$\displaystyle \Delta y_t = \gamma_0 + \gamma_1(y_{t-1} - \beta_0 - \beta_1 x_{t-1}) +
\gamma_2 \Delta x_t + v_t

The introduction of the equilibrium error of the previous period as explanatory variable in this representation allows us to move towards a new equilibrium, whereas the term $ v_t$ is a stationary disturbance that leads transitory deviations from the equilibrium path. The parameter $ \gamma_1$ measures the speed of the movement towards the new equilibrium.

This model can be generalized as follows (Engle and Granger; 1987): a vector of time series $ y_t $ has an error correction representation if it can be expressed as:

$\displaystyle A(L) (1-L) y_t = -\gamma z_{t-1} + v_t$

where $ v_t$ is a stationary multivariate disturbance, with $ A(0)=I, A(1)$ has all elements finite, $ z_t = \alpha'y_t$ and $ \gamma \neq 0$. The parameters of the correction error form are estimated by substituting the disequilibrium $ z_t$ by the estimate $ \hat{z}_t =\hat{\alpha}^{\prime} y_t$.

In the previous example it means that the following equation is estimated by least squares:

$\displaystyle \Delta y_{t}$ $\displaystyle =$ $\displaystyle \gamma_0 + \gamma_1 \hat{u}_{t-1} + \gamma_2
\Delta x_t + v_t$  
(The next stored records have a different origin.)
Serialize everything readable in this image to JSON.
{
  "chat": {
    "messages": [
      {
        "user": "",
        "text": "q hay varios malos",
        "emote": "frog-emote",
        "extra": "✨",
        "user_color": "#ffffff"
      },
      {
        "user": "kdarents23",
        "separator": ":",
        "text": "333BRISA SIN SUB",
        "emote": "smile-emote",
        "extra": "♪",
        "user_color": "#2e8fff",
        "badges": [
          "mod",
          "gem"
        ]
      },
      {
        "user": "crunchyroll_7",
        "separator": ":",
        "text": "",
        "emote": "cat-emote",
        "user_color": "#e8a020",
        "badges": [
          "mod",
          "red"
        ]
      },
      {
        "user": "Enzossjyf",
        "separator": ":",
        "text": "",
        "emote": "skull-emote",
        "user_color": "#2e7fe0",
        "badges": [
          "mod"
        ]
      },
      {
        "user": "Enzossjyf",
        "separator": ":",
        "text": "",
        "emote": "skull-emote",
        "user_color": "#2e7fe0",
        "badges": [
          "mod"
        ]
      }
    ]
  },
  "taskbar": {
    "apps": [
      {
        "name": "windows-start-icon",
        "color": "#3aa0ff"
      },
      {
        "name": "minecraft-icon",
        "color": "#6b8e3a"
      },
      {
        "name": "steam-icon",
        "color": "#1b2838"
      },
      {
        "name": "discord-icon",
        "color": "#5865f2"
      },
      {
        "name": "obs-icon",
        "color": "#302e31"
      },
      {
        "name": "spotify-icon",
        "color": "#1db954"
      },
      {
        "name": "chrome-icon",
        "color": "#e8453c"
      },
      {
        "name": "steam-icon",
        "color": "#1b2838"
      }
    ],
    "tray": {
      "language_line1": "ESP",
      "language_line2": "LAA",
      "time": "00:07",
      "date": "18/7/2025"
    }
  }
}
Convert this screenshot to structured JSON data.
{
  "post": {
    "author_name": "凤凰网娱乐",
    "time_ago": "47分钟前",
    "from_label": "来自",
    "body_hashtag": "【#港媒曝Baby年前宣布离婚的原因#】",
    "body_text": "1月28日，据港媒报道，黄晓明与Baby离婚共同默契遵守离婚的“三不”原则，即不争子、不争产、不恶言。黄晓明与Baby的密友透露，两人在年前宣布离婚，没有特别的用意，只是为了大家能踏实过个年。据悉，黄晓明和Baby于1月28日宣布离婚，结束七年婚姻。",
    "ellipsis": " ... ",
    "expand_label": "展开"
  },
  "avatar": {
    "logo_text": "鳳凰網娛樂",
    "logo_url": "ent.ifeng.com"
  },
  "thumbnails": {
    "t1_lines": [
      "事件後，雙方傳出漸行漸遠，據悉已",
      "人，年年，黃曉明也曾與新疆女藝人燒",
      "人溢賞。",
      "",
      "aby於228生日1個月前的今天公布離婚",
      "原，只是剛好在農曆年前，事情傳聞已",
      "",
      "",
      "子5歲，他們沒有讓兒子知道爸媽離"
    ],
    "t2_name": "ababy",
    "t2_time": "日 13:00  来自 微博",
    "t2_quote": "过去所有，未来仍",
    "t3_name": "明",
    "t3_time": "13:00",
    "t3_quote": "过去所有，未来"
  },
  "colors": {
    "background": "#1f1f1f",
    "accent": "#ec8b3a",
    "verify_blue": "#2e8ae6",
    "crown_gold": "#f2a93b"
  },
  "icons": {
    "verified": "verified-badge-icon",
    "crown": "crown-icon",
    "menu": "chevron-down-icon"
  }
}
where $ \hat{u}_t$ are the least squares residuals from the cointegrating regression (4.55). The resulting $ \hat{\gamma}$ are consistent and asymptotically normal under standard assumptions.